Conversions of older regional airliners to executive and shuttle configuration are also providing work. "Aircraft such as the Fokker 100, BAe 146 and Avro RJ series, Saab 340, Dornier 328Jet and Bombardier CRJ200 are "proving particularly popular with customers looking a large-cabin aircraft without the high price tag and long range of a Global Express or G450/550", says Van Oostrum.

Capacity across the refurbishment centres is getting tighter and many customers are forced to wait for slots or look for other alternatives. BAE Systems, which earlier this year delivered to Royal Jet in Abu Dhabi a VIP configured Avro RJ70 completed by Jet Aviation, is now talking to traditional maintenance repair and overhaul companies that are looking to make the add completions to their portfolio. "We expect to place up to seven VIP-configured aircraft [146/Avro types] by the middle of next year," says BAE Systems sales manager Andy Whelan. Five out of seven of these aircraft will be fitted with a combination interior - part VIP and part economy - or business-class seating. "Most of this equipment can be purchased off the shelf and does not require the 'Rolls-Royce' completion service provided by the likes of Jet Aviation and LHT," he says.
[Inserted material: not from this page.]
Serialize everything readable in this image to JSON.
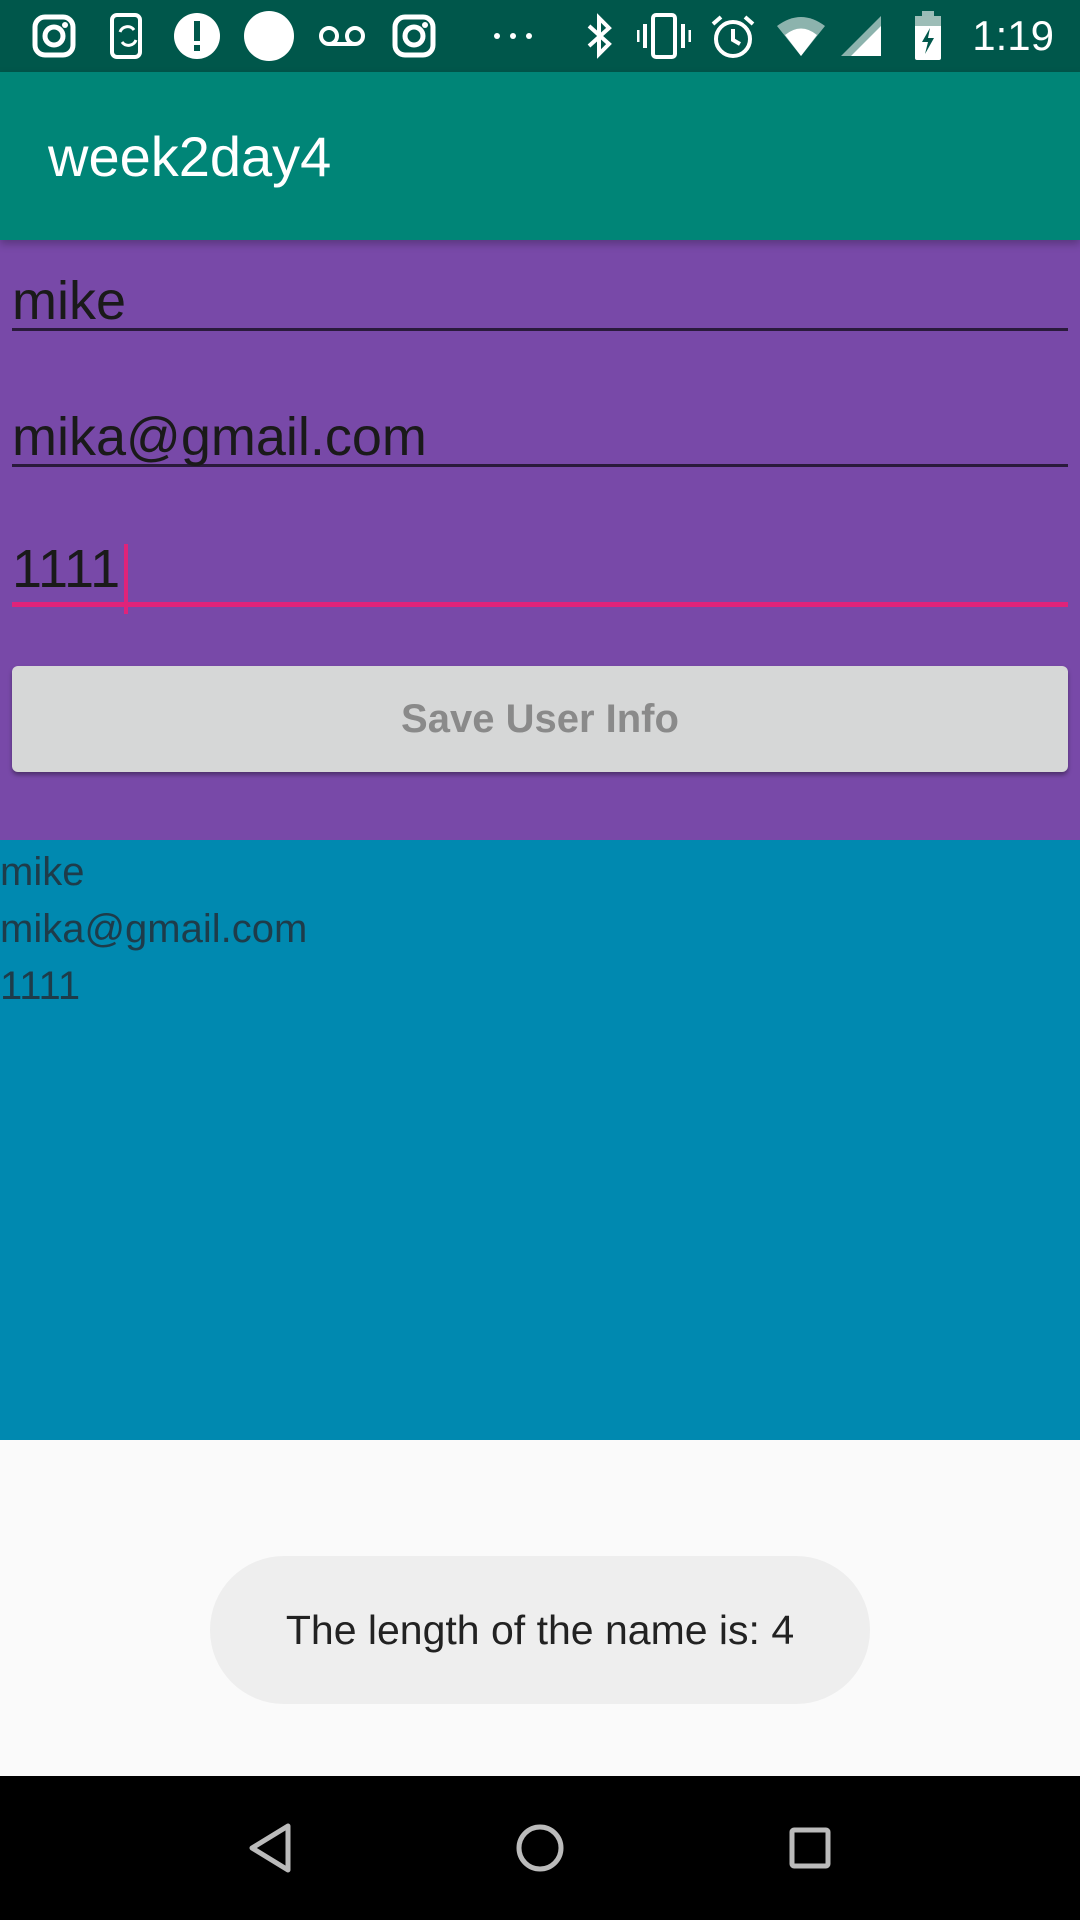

While the market remains hot it is tempting for completion centres to squeeze capacity to the limit, but most companies are not prepared to take the risk. "It is important to learn from the mistakes of others," says Jet Aviation's Marx. "During the last market boom [in the 1990s] some centres took on too much work, but they lacked the resources to complete the job on time and were forced to shut down due to the huge financial penalties. We won't let that happen, even if it means turning away more business."




Source: Flight International